(PROBLEM REQUIREMENTS): Return the whole listing exactly, omitting the pictures.
**********
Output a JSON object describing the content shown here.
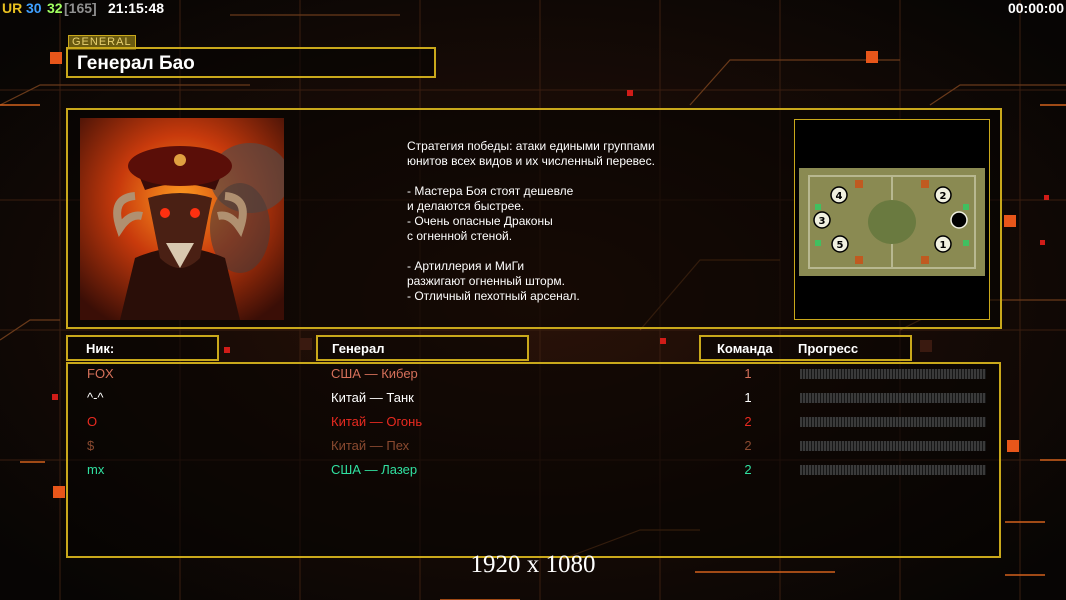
{
  "hud": {
    "label": "UR",
    "value_a": "30",
    "value_b": "32",
    "value_c": "[165]",
    "clock": "21:15:48",
    "timer": "00:00:00",
    "colors": {
      "label": "#e8c020",
      "value_a": "#3fa0ff",
      "value_b": "#a0ff60",
      "value_c": "#909090",
      "clock": "#ffffff"
    }
  },
  "general": {
    "tag": "GENERAL",
    "name": "Генерал Бао",
    "description": [
      "Стратегия победы: атаки едиными группами",
      "юнитов всех видов и их численный перевес.",
      "",
      "- Мастера Боя стоят дешевле",
      "и делаются быстрее.",
      "- Очень опасные Драконы",
      "с огненной стеной.",
      "",
      "- Артиллерия и МиГи",
      "разжигают огненный шторм.",
      "- Отличный пехотный арсенал."
    ],
    "portrait_icon": "demon-general-portrait",
    "map_icon": "skirmish-minimap",
    "map_spawns": [
      "4",
      "2",
      "3",
      "5",
      "1"
    ]
  },
  "table": {
    "headers": {
      "nick": "Ник:",
      "general": "Генерал",
      "team": "Команда",
      "progress": "Прогресс"
    },
    "rows": [
      {
        "nick": "FOX",
        "general": "США — Кибер",
        "team": "1",
        "color": "#d6705a",
        "progress": 0
      },
      {
        "nick": "^-^",
        "general": "Китай — Танк",
        "team": "1",
        "color": "#ffffff",
        "progress": 0
      },
      {
        "nick": "O",
        "general": "Китай — Огонь",
        "team": "2",
        "color": "#e82a20",
        "progress": 0
      },
      {
        "nick": "$",
        "general": "Китай — Пех",
        "team": "2",
        "color": "#8a4a30",
        "progress": 0
      },
      {
        "nick": "mx",
        "general": "США — Лазер",
        "team": "2",
        "color": "#30e0a0",
        "progress": 0
      }
    ]
  },
  "watermark": "1920 x 1080",
  "accent_color": "#c9a81b"
}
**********
(RESPONSE AREA):
Output a JSON object describing the content shown here.
{
  "hud": {
    "label": "UR",
    "value_a": "30",
    "value_b": "32",
    "value_c": "[165]",
    "clock": "21:15:48",
    "timer": "00:00:00",
    "colors": {
      "label": "#e8c020",
      "value_a": "#3fa0ff",
      "value_b": "#a0ff60",
      "value_c": "#909090",
      "clock": "#ffffff"
    }
  },
  "general": {
    "tag": "GENERAL",
    "name": "Генерал Бао",
    "description": [
      "Стратегия победы: атаки едиными группами",
      "юнитов всех видов и их численный перевес.",
      "",
      "- Мастера Боя стоят дешевле",
      "и делаются быстрее.",
      "- Очень опасные Драконы",
      "с огненной стеной.",
      "",
      "- Артиллерия и МиГи",
      "разжигают огненный шторм.",
      "- Отличный пехотный арсенал."
    ],
    "portrait_icon": "demon-general-portrait",
    "map_icon": "skirmish-minimap",
    "map_spawns": [
      "4",
      "2",
      "3",
      "5",
      "1"
    ]
  },
  "table": {
    "headers": {
      "nick": "Ник:",
      "general": "Генерал",
      "team": "Команда",
      "progress": "Прогресс"
    },
    "rows": [
      {
        "nick": "FOX",
        "general": "США — Кибер",
        "team": "1",
        "color": "#d6705a",
        "progress": 0
      },
      {
        "nick": "^-^",
        "general": "Китай — Танк",
        "team": "1",
        "color": "#ffffff",
        "progress": 0
      },
      {
        "nick": "O",
        "general": "Китай — Огонь",
        "team": "2",
        "color": "#e82a20",
        "progress": 0
      },
      {
        "nick": "$",
        "general": "Китай — Пех",
        "team": "2",
        "color": "#8a4a30",
        "progress": 0
      },
      {
        "nick": "mx",
        "general": "США — Лазер",
        "team": "2",
        "color": "#30e0a0",
        "progress": 0
      }
    ]
  },
  "watermark": "1920 x 1080",
  "accent_color": "#c9a81b"
}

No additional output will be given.